Exercise materials:
== == ==

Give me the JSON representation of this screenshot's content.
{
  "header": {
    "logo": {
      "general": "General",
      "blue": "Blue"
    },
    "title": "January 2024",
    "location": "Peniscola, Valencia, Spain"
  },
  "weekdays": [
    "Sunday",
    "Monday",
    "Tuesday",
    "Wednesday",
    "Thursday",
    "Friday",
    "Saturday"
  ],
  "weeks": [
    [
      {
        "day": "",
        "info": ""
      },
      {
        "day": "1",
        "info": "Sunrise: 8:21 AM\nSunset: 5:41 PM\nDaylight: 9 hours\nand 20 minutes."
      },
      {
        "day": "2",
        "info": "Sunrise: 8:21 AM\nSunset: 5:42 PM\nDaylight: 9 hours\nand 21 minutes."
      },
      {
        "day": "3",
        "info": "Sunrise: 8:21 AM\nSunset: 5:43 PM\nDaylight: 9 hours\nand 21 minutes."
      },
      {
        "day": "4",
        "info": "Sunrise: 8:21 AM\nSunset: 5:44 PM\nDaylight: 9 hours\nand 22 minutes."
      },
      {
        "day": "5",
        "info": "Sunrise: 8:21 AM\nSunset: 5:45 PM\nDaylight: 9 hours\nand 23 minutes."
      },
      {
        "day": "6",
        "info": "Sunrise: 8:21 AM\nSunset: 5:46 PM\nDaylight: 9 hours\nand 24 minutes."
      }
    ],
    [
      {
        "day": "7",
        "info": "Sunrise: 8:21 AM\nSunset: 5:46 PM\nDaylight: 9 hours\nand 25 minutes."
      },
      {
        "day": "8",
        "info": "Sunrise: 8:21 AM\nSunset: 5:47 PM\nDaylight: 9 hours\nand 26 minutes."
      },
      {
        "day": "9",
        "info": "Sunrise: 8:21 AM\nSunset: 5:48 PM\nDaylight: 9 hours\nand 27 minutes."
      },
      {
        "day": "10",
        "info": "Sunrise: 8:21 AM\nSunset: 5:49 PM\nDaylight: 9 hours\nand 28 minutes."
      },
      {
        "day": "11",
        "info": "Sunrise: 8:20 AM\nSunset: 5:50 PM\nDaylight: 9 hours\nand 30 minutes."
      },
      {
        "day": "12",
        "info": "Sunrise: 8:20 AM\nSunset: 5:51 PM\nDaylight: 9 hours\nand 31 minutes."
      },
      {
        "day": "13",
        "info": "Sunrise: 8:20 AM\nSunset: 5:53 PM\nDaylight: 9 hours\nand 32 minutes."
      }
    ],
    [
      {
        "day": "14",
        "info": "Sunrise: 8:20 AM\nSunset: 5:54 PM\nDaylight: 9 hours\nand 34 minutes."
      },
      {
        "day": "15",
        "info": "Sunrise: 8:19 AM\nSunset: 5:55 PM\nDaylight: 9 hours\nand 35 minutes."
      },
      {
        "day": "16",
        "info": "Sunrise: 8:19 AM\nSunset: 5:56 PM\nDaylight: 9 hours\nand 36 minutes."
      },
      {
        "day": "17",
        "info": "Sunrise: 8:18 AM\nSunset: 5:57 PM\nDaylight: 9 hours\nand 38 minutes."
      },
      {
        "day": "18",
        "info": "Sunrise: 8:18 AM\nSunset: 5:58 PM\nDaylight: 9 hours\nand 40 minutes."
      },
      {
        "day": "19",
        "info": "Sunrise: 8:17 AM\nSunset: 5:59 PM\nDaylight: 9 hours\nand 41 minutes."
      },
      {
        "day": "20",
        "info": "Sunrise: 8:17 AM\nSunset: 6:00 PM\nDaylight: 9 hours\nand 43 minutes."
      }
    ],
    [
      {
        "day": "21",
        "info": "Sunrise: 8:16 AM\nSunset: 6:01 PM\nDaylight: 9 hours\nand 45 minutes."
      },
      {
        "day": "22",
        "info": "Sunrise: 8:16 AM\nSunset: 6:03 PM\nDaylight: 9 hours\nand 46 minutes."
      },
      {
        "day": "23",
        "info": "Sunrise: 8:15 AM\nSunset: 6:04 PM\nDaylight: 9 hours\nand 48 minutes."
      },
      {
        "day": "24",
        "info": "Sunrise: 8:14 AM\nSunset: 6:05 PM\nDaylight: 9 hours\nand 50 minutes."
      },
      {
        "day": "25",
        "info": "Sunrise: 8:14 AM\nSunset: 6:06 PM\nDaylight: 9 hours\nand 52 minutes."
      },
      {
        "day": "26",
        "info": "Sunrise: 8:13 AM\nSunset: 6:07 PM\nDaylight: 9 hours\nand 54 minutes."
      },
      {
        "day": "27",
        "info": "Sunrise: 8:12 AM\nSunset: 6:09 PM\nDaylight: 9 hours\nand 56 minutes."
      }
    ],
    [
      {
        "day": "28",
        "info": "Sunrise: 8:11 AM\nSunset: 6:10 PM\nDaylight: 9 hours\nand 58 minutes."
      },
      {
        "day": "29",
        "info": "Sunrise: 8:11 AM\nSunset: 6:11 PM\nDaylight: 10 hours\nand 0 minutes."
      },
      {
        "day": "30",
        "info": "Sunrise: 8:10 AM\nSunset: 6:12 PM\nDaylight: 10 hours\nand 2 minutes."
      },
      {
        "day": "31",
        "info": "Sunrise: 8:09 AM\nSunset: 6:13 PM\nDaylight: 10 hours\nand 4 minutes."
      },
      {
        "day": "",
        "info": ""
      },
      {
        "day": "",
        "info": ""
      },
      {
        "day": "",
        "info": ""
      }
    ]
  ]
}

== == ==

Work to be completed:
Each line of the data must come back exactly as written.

Result for this exercise:
Give me the JSON representation of this screenshot's content.
{
  "header": {
    "logo": {
      "general": "General",
      "blue": "Blue"
    },
    "title": "January 2024",
    "location": "Peniscola, Valencia, Spain"
  },
  "weekdays": [
    "Sunday",
    "Monday",
    "Tuesday",
    "Wednesday",
    "Thursday",
    "Friday",
    "Saturday"
  ],
  "weeks": [
    [
      {
        "day": "",
        "info": ""
      },
      {
        "day": "1",
        "info": "Sunrise: 8:21 AM\nSunset: 5:41 PM\nDaylight: 9 hours\nand 20 minutes."
      },
      {
        "day": "2",
        "info": "Sunrise: 8:21 AM\nSunset: 5:42 PM\nDaylight: 9 hours\nand 21 minutes."
      },
      {
        "day": "3",
        "info": "Sunrise: 8:21 AM\nSunset: 5:43 PM\nDaylight: 9 hours\nand 21 minutes."
      },
      {
        "day": "4",
        "info": "Sunrise: 8:21 AM\nSunset: 5:44 PM\nDaylight: 9 hours\nand 22 minutes."
      },
      {
        "day": "5",
        "info": "Sunrise: 8:21 AM\nSunset: 5:45 PM\nDaylight: 9 hours\nand 23 minutes."
      },
      {
        "day": "6",
        "info": "Sunrise: 8:21 AM\nSunset: 5:46 PM\nDaylight: 9 hours\nand 24 minutes."
      }
    ],
    [
      {
        "day": "7",
        "info": "Sunrise: 8:21 AM\nSunset: 5:46 PM\nDaylight: 9 hours\nand 25 minutes."
      },
      {
        "day": "8",
        "info": "Sunrise: 8:21 AM\nSunset: 5:47 PM\nDaylight: 9 hours\nand 26 minutes."
      },
      {
        "day": "9",
        "info": "Sunrise: 8:21 AM\nSunset: 5:48 PM\nDaylight: 9 hours\nand 27 minutes."
      },
      {
        "day": "10",
        "info": "Sunrise: 8:21 AM\nSunset: 5:49 PM\nDaylight: 9 hours\nand 28 minutes."
      },
      {
        "day": "11",
        "info": "Sunrise: 8:20 AM\nSunset: 5:50 PM\nDaylight: 9 hours\nand 30 minutes."
      },
      {
        "day": "12",
        "info": "Sunrise: 8:20 AM\nSunset: 5:51 PM\nDaylight: 9 hours\nand 31 minutes."
      },
      {
        "day": "13",
        "info": "Sunrise: 8:20 AM\nSunset: 5:53 PM\nDaylight: 9 hours\nand 32 minutes."
      }
    ],
    [
      {
        "day": "14",
        "info": "Sunrise: 8:20 AM\nSunset: 5:54 PM\nDaylight: 9 hours\nand 34 minutes."
      },
      {
        "day": "15",
        "info": "Sunrise: 8:19 AM\nSunset: 5:55 PM\nDaylight: 9 hours\nand 35 minutes."
      },
      {
        "day": "16",
        "info": "Sunrise: 8:19 AM\nSunset: 5:56 PM\nDaylight: 9 hours\nand 36 minutes."
      },
      {
        "day": "17",
        "info": "Sunrise: 8:18 AM\nSunset: 5:57 PM\nDaylight: 9 hours\nand 38 minutes."
      },
      {
        "day": "18",
        "info": "Sunrise: 8:18 AM\nSunset: 5:58 PM\nDaylight: 9 hours\nand 40 minutes."
      },
      {
        "day": "19",
        "info": "Sunrise: 8:17 AM\nSunset: 5:59 PM\nDaylight: 9 hours\nand 41 minutes."
      },
      {
        "day": "20",
        "info": "Sunrise: 8:17 AM\nSunset: 6:00 PM\nDaylight: 9 hours\nand 43 minutes."
      }
    ],
    [
      {
        "day": "21",
        "info": "Sunrise: 8:16 AM\nSunset: 6:01 PM\nDaylight: 9 hours\nand 45 minutes."
      },
      {
        "day": "22",
        "info": "Sunrise: 8:16 AM\nSunset: 6:03 PM\nDaylight: 9 hours\nand 46 minutes."
      },
      {
        "day": "23",
        "info": "Sunrise: 8:15 AM\nSunset: 6:04 PM\nDaylight: 9 hours\nand 48 minutes."
      },
      {
        "day": "24",
        "info": "Sunrise: 8:14 AM\nSunset: 6:05 PM\nDaylight: 9 hours\nand 50 minutes."
      },
      {
        "day": "25",
        "info": "Sunrise: 8:14 AM\nSunset: 6:06 PM\nDaylight: 9 hours\nand 52 minutes."
      },
      {
        "day": "26",
        "info": "Sunrise: 8:13 AM\nSunset: 6:07 PM\nDaylight: 9 hours\nand 54 minutes."
      },
      {
        "day": "27",
        "info": "Sunrise: 8:12 AM\nSunset: 6:09 PM\nDaylight: 9 hours\nand 56 minutes."
      }
    ],
    [
      {
        "day": "28",
        "info": "Sunrise: 8:11 AM\nSunset: 6:10 PM\nDaylight: 9 hours\nand 58 minutes."
      },
      {
        "day": "29",
        "info": "Sunrise: 8:11 AM\nSunset: 6:11 PM\nDaylight: 10 hours\nand 0 minutes."
      },
      {
        "day": "30",
        "info": "Sunrise: 8:10 AM\nSunset: 6:12 PM\nDaylight: 10 hours\nand 2 minutes."
      },
      {
        "day": "31",
        "info": "Sunrise: 8:09 AM\nSunset: 6:13 PM\nDaylight: 10 hours\nand 4 minutes."
      },
      {
        "day": "",
        "info": ""
      },
      {
        "day": "",
        "info": ""
      },
      {
        "day": "",
        "info": ""
      }
    ]
  ]
}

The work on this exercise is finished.